Rambova: First Blood

Posted in FILM with tags , , , , , , on February 28, 2013 by dcairns

Two SON OF FRANKENSTEIN limericks — 1 and 2. With good titles!


Meanwhile, The Forgotten this week deals with a production designer & costume designer rather than the more usual auteurist figure of director. Natacha Rambova will assail your eyeballs with all manner of rousy gear — step this way.

The Vernal Equinox Intertitle: The Most Beautiful

Posted in FILM with tags , , , , , , on March 20, 2011 by dcairns

Spring begins! And here, to celebrate, are some of the most beautiful intertitles I’ve ever seen, from Cecil B DeMille’s FORBIDDEN FRUIT (1921). The film itself is a Cinderella story with added criminal subplot, some minor social commentary wrapped up in a delirious wallow in poshlust-porn. Any time somebody picks up a cigar or perfume bottle, an obliging close-up will leer up at you to let you know just how outside your wage bracket it is.

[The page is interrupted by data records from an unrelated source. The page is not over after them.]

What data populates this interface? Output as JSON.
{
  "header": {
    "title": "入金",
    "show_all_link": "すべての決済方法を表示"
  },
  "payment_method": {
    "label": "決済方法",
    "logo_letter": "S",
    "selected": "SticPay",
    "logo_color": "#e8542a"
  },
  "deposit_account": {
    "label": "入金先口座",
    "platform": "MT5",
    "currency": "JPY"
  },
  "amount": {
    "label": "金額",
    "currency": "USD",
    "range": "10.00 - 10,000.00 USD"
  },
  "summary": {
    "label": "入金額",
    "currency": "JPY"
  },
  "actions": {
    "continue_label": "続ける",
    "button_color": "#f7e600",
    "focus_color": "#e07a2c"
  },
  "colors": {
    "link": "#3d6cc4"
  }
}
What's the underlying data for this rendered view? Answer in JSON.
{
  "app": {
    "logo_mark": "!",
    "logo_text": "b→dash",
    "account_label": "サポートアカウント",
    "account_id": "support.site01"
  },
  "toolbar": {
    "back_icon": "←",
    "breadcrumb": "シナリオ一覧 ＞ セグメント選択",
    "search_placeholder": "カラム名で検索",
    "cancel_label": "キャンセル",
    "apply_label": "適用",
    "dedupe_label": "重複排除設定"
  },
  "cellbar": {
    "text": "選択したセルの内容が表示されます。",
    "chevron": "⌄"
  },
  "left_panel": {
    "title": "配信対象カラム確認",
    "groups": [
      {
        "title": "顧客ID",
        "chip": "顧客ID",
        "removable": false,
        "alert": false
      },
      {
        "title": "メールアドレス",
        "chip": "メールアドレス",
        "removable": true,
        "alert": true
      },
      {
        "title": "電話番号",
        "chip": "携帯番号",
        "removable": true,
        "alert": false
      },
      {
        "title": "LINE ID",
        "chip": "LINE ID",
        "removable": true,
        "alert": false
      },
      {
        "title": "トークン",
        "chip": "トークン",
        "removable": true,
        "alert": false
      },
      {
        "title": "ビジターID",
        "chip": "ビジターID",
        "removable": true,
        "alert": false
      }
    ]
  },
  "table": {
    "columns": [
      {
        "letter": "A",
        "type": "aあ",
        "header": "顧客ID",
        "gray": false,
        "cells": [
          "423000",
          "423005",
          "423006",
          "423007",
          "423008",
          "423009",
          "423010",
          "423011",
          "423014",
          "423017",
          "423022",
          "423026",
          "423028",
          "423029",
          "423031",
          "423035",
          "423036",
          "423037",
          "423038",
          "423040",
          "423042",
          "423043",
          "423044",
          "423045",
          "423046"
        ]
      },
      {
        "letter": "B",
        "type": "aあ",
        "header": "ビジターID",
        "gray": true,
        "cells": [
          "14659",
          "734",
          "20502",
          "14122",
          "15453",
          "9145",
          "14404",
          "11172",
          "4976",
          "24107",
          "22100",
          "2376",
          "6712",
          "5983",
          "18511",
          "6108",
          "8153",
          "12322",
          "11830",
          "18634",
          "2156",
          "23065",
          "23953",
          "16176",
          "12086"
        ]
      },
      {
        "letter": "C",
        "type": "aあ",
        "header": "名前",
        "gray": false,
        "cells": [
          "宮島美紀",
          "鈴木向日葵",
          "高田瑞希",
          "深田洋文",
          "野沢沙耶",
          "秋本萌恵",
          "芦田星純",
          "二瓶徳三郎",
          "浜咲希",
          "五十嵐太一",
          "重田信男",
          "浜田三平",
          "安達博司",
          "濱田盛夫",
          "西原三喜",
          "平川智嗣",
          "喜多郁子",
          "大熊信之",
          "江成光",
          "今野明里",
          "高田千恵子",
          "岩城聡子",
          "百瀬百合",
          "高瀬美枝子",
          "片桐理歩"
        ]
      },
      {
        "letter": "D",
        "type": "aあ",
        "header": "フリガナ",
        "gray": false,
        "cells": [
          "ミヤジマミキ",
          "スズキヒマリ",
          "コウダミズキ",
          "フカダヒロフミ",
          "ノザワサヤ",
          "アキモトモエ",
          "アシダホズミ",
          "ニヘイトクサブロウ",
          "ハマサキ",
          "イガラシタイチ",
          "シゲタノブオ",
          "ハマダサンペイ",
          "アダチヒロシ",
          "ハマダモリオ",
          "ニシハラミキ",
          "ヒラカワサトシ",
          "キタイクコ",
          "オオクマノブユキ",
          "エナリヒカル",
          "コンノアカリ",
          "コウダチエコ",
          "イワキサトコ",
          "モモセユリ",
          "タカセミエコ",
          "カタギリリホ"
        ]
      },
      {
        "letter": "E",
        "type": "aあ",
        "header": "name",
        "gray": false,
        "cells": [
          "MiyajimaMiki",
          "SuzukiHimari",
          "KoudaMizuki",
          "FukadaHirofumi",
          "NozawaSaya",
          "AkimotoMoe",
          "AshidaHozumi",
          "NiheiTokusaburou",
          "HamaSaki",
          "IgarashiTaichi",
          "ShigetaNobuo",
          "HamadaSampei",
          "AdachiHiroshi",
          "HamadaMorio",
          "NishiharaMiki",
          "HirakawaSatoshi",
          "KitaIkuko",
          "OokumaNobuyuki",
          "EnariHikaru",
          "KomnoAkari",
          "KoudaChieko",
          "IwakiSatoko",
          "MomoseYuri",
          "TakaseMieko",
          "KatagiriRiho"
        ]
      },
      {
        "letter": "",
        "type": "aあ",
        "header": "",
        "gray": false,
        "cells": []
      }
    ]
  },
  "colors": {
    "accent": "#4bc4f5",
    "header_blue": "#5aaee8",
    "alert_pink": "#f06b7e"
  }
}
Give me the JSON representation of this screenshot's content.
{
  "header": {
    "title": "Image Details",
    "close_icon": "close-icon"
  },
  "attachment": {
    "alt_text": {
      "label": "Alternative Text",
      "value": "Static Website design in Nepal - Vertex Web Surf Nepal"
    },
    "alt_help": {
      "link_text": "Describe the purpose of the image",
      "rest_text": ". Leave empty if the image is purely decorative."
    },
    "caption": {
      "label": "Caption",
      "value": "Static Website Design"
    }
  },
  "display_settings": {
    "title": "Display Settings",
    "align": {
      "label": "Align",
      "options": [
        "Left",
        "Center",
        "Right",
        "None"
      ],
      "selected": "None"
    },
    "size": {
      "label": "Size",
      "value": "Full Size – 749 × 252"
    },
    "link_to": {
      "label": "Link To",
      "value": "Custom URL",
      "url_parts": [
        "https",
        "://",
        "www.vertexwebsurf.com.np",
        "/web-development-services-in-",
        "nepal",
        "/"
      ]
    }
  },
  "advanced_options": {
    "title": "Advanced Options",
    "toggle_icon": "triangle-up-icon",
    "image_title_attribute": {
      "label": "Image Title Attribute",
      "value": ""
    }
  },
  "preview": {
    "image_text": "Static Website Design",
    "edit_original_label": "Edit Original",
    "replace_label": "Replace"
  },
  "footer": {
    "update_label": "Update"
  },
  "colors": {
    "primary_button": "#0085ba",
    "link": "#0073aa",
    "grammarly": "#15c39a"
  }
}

The plot isn’t too special, and leading lady Agnes Ayres doesn’t display much range… her opposite number, Forrest Stanley, is better, and Theodore Kosloff brings a certain saturnine appeal to the evil butler character (not present in the original fairy tale). The real appeal is in the design, not just of the title cards [two-colour titles in a b&w movie! There’s luxury for you. Nobody wants to see Agnes’ pasty face blossom into pink radiance, but we’re clamouring for some tinted lettering, thank you very much] but the sets [a small thing, but I was impressed that the rich folks had not just a telephone in their hall, but a whole telephone booth] and especially the costumes, by Mitchell Leisen and Clare West and Natacha Rambova. The fairytale looks like Rambova alright — DeMille cuts away to actual reenactments of bits of the Perrault fable, for no pressing narrative reason, and the resulting indulgences are a feast for the eyes. A starvation diet for the mind, but your eyes will go home fat.

As a plus, there are some fun cartoony visual ideas. In one scene, the lovestruck hero can’t concentrate on his oil well holdings, because Agnes’ face is haunting him —

And here’s DeMille’s evocation of “greed” ~

More DeMille on DVD: The Cecil B. DeMille Collection (Cleopatra/ The Crusades/ Four Frightened People/ Sign of the Cross/ Union Pacific)